“When Chinese production was ramped up, it was focused on domestic requirements rather than exports to the rest of the world, although by March China’s balance of trade in PPE had almost returned to parity.
“The policy of rebuilding its own domestic inventories meant that it did not come close to meeting the booming demand for PPE elsewhere in the world,” writes Ti chief executive John Manners-Bell.
The scarcity of supply was compounded by transport and distribution issues, as has been well documented in The Loadstar over the past four months: air freight capacity was crippled by the cessation of passenger flights; road transport was beset by border issues; and the long lead time of ocean freight meant it was unsuitable for expedited PPE consignments.
Ultimately, Mr Manners-Bell concludes, governments around the world will have to intervene in the PPE industry to ensure supply is not as critically compromised should there be further pandemics, or, as seems increasingly likely, further waves of Covid-19.
He expects governments’ policy to focus on three main issues: reducing dependency on Chinese PPE manufacturing; building up some level of local/national PPE manufacturing capacity; and stockpiling PPE for the future.
“Moving to a ‘China + 1’ solution, is a reasonable goal, but it will take time for other developing countries to develop PPE production, although this may well eventually benefit other markets in Asia and Latin America,” he writes.
“However, encouraging manufacturers in western countries to invest in the production of low-value PPE would be difficult without significant support. European and North American manufacturers, which have stepped up to re-purpose their production lines to the making of PPE, would only do so in the short term.
“Their business models nowadays are predicated on building high-quality, high-value goods to repay significant levels of investment.”
There have been numerous examples of western fashion, and even industrial production companies, switching production lines to manufacture PPE, but its returns are far lower than their normal lines of business.
“Consequently, a new generation of lower-value-adding manufacturers will be required, although how this is achieved in normal times when they would be uncompetitive against Chinese competition is difficult to envisage. The economics would not work without significant state protection,” he writes.
Lastly, stockpiling PPE is relatively easy from a technical point of view, but far more problematic in terms of demand forecasting – for example, “the UK stockpiled quite significant levels of PPE in readiness for any disruption of supply caused by Brexit, but in the face of the high numbers of coronavirus hospitalisations this stockpile proved wholly inadequate”.
Mr Manners-Bell argues that governments ought to look at combining the three approaches.

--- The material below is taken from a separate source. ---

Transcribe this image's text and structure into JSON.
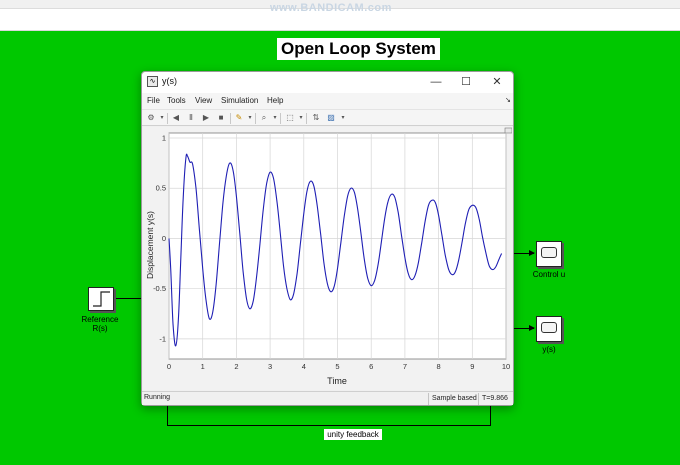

“Strategic stockpiles should be built up to cover emergencies, but not of the magnitude presently required.
“Longer-term relationships with Chinese and, critically, non-Chinese suppliers must be maintained or developed, even taking into account the possibility that these channels may be rendered ineffectual in a pandemic.
“At the same time, some contingency for national production should be put in place. It may be feasible for governments to retain manufacturers to provide PPE production capacity which can be switched on at short notice,” he writes.